Impossibly lyrical and distilled by a humanity that betrays a compassionate stirring through the residual wailings of the immortal lot as the screams of pastilential expressions calumniate the purity of the brave. Gesulado Bufalino's novel was compared to Alexander Dumas and Di Lampedusa, Boccaccio and Sciascia, Calvino and Borges by I think it must be cast in a mold much more becoming his style and lyricism. I gather the best kins to Bufalino are the latest Jose Saramago, the indomitable Nabakov and the German Hermann Broch, the latter a less well known fabulist that is rightly ranked amoung the greatest of any era by late 20th century critics (Arendt, Adorno and Calvino to name a few) with whom I concord enthusiastically.
The setting of Night's Lies is an island fortress, craggy, volcanic, inhospitable. In its confines are four prisoners - a baron, a chivalrous poet, a soldier with a religious penchant and an student in love - all condemned for plotting against the Bourbon King. On the eve of their execution, the ailing and aging governor of the fortress offers them a last minute reprieve: If one of the four will reveal the identity of their mysterious leader, known as God the Father, all will go free. They pass the hours of their last night in the company of a renowned bandit chief, with whom they take turns telling stories, narratives of love and war, vengeance and lotalty. As death approaches each is faced with the ultimate judgement whereby is decreed whether his life had any meaning, and to what, if anything, he owes his allegiance.
A magnificently constructed, exquisitely written, excellently translated timeless work that traces the boundaries of a fabulist territory only to walk its contours, as if to delineate the metafictional which borders on the will of a postexistential testament, where the beyond gravitates within the empty core of its pull.
It is an easy fluid entertainig telling that coils and winds with interminable joy.

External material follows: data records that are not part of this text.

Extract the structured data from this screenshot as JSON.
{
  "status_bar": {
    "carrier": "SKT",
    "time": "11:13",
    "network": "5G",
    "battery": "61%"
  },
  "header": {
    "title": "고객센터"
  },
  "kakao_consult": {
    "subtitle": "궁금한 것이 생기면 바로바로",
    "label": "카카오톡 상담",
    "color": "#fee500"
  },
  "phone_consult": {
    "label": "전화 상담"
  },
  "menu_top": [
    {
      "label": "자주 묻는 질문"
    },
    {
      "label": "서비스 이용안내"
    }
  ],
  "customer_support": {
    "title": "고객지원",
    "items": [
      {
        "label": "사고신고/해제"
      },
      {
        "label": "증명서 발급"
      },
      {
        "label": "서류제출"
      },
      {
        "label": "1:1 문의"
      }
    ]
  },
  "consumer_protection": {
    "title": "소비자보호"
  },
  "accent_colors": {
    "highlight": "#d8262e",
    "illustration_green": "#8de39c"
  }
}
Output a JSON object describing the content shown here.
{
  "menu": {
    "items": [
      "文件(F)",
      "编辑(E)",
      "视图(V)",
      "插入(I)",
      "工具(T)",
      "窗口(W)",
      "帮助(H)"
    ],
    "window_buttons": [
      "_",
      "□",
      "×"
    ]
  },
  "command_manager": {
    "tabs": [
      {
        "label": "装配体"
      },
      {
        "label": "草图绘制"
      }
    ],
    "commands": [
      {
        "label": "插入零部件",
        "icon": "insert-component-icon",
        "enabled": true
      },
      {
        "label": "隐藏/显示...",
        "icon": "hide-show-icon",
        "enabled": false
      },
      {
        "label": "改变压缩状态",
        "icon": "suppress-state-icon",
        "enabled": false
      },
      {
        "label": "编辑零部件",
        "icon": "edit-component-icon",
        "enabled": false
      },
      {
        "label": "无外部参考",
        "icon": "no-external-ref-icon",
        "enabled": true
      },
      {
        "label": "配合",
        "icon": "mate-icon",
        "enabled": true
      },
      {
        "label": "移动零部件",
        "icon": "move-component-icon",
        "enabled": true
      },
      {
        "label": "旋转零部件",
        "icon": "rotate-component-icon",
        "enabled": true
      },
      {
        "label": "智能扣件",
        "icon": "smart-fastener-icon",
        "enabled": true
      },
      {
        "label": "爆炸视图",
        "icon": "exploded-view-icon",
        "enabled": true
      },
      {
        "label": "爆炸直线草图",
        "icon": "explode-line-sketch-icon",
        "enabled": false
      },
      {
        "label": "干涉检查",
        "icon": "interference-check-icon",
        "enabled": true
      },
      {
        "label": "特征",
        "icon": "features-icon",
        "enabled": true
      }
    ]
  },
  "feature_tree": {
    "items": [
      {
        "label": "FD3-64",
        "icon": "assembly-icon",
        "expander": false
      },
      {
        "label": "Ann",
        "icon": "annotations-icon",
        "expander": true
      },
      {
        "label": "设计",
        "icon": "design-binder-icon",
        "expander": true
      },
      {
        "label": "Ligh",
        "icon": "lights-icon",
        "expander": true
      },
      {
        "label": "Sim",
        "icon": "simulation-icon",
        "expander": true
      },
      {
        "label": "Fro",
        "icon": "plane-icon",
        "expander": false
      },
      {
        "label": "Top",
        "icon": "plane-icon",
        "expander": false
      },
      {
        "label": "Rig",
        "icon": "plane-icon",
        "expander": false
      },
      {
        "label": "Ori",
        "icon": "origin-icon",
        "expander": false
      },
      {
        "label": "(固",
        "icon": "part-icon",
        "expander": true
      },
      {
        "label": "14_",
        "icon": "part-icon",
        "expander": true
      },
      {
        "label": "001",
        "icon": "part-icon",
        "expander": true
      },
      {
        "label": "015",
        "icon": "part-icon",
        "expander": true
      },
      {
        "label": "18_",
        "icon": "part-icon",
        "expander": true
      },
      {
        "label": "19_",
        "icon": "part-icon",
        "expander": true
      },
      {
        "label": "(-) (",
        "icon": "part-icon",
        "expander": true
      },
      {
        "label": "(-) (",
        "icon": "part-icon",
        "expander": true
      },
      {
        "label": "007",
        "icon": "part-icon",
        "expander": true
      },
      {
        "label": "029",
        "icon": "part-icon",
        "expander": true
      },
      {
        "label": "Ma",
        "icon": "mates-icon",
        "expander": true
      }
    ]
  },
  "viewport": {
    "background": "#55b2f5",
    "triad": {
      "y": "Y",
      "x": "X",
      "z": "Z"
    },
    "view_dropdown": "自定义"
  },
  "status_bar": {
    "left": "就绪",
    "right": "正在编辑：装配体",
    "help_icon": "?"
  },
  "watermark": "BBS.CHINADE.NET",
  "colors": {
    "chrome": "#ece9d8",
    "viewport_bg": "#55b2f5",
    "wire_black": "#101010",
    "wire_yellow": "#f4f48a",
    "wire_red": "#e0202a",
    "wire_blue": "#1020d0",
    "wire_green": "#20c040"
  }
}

Here below some reviews on publication date by literary journalist: Patrick McGrath, The Washington Post "The imagery in Night's Lies is as fresh and vivid as the events depicted . . . The ending is both astonishing and satisfying . . . a resolution undreamed of because it was in front of your eyes all along."
Kirkus Reviews "Bufalino is a gifted storyteller who has created an elegant fable that, like the best of the genre, can be enjoyed and savored on many levels. A deceptively simple story, with an ending that is stunning."